I also didn’t remove the doors because again, I am learning to leave well enough alone, and also, I have interior facing hinges so it was easy to paint around them. If you have exterior facing hinges, you might want to remove your doors for the sake of your sanity.
And lastly, I did replace the hardware because those builder-grade silver knobs kill me and I found a great deal on gold hardware on Amazon.
All my ish I bought for this project:
Zinsser 1 Quart Bullseye 1-2-3 Primer: $10.98
Behr 1 Gallon Premium Plus Ultra Pure White 8050: $32.98
Wooster Pro 2″ Nylon/Polyester Brush (2): $10.47/each
High Density Foam 4″ Mini Paint Roller: $5.27
9″ Plastic Tray Liner: $0.98
Gold Cabinets Knobs 10-Pack (3): $8.83/each
Total Cost: $123.05
Overall, it took me about 4 days of working on these on and off to finish. Other than enhancing the look of the kitchen, it was also a great full-body workout (arms for the uppers and lots of squatting for the lowers!) and I found the whole process to be quite meditative. I listened to many podcasts (my favorite being Home Cooking with Samin Nosrat) and contemplated lots of non-paint things while doing this project.
If this were our house, I would’ve liked to maybe update the backsplash with some peel and stick tile, paint the appliances with stainless steel paint, and maybe get some new countertops. But, since these are for aesthetics only, we are trying to be smart with our money and again…leave well enough alone.
I hope this encourages you to try painting your cabinets if they are a hideous shade of brown from the 90s, and feel free to message me with any questions about the process!

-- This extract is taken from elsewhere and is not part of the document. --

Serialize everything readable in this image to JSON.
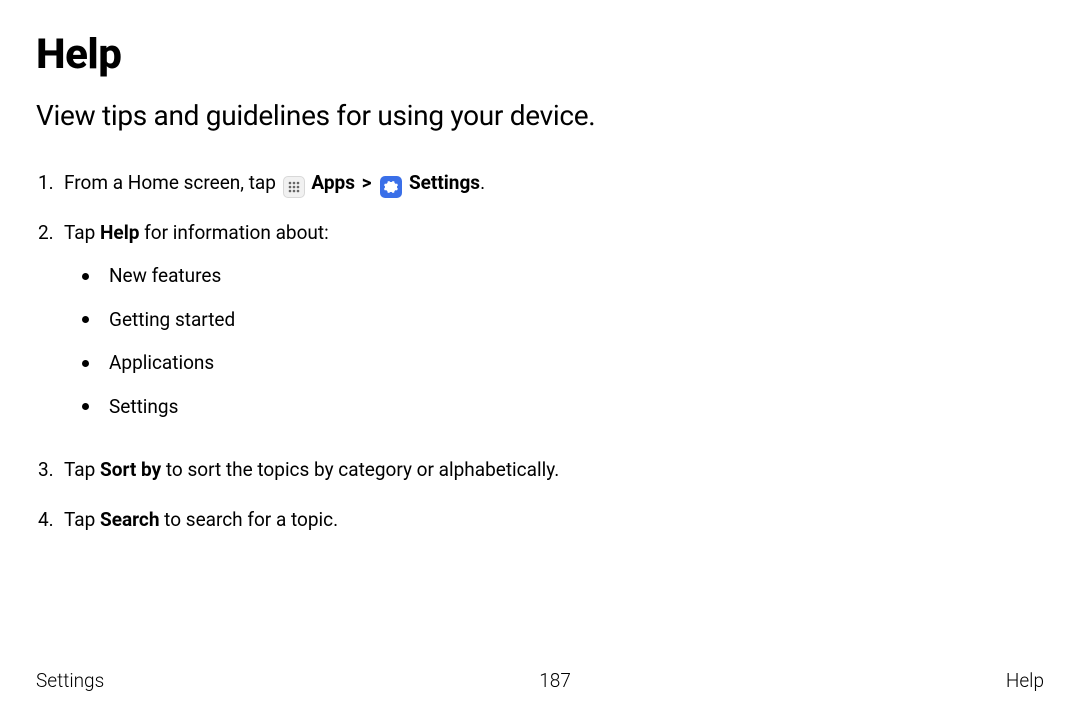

“All you need to paint is a few tools, a little instruction, and a vision in your mind.” – Bob Ross